## [YOUR ASSIGNMENT]
Among the entries below, count the lines containing the string "icon". Only the count is needed.

## [Element data from apps and pages]
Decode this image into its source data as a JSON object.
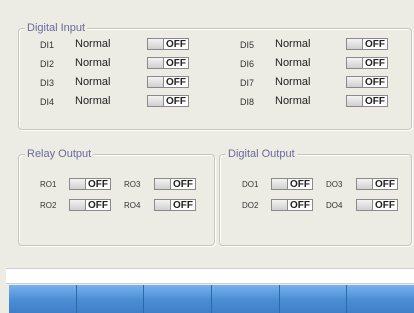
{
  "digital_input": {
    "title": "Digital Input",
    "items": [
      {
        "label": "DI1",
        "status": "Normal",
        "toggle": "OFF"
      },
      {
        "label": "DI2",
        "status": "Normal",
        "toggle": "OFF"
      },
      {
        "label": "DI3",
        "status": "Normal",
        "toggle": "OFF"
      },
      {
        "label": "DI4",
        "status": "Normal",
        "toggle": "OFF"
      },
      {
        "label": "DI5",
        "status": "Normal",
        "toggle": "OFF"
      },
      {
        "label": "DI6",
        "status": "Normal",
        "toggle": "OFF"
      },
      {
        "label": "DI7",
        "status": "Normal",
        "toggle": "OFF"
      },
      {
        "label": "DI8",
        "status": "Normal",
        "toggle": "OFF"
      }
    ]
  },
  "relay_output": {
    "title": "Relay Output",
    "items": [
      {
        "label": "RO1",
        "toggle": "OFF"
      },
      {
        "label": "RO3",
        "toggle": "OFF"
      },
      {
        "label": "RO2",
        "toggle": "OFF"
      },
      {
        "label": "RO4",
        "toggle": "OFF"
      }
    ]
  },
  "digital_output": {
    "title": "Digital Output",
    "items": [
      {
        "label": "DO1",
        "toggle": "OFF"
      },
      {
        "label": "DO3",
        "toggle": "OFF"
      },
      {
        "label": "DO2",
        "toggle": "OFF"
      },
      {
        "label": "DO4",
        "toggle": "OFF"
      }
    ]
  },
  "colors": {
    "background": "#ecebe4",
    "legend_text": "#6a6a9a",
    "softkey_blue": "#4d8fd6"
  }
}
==
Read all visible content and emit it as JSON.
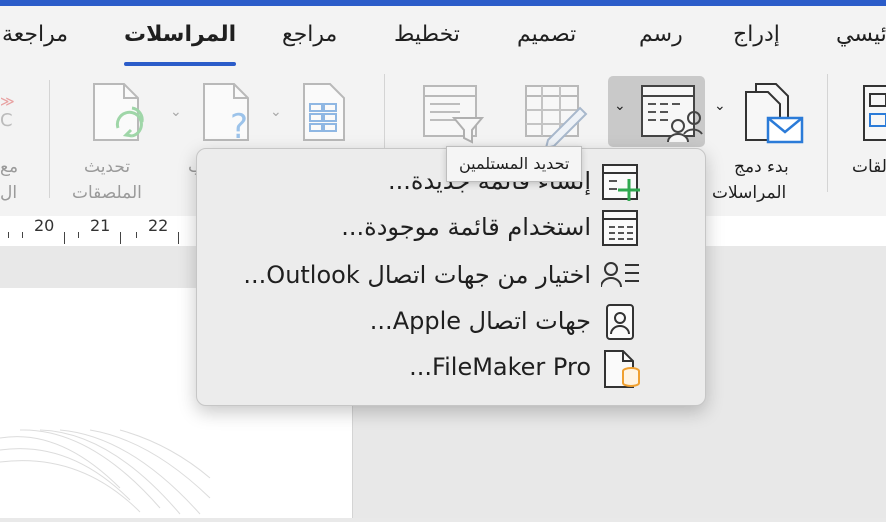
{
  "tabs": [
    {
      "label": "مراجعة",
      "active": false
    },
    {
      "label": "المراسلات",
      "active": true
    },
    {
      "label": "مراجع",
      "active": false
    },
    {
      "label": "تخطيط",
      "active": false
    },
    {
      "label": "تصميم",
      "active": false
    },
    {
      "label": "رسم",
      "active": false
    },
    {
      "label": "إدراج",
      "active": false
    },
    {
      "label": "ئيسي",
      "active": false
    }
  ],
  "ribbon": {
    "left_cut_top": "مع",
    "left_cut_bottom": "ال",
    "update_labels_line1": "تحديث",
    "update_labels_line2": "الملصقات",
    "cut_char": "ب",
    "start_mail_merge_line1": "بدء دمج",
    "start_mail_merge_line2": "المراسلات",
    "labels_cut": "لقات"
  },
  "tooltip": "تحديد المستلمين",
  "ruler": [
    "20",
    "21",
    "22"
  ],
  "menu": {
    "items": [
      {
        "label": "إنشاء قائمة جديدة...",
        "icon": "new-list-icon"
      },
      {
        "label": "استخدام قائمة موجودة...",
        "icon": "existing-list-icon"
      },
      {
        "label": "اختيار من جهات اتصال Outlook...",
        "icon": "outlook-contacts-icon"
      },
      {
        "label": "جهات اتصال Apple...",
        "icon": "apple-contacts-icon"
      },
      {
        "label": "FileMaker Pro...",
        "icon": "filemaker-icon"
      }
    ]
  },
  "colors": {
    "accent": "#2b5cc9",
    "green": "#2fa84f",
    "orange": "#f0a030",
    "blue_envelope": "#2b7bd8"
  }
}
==
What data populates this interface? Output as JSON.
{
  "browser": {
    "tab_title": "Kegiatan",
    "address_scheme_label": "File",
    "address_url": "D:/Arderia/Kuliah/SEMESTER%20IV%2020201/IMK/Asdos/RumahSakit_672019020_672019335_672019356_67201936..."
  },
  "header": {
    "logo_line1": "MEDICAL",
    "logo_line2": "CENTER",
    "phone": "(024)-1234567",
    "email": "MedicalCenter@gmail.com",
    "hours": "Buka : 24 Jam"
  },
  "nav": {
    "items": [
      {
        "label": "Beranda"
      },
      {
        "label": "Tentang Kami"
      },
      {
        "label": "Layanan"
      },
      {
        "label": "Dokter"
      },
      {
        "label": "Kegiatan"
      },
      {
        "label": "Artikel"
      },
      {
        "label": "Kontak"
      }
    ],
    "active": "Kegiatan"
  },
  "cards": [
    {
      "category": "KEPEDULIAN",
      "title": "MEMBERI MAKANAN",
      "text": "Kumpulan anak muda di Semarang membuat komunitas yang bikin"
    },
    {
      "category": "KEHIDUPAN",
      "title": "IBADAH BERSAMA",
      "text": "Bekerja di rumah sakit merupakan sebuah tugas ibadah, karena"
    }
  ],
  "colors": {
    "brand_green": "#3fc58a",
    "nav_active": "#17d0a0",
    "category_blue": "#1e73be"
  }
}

## [ANSWER SPACE]
5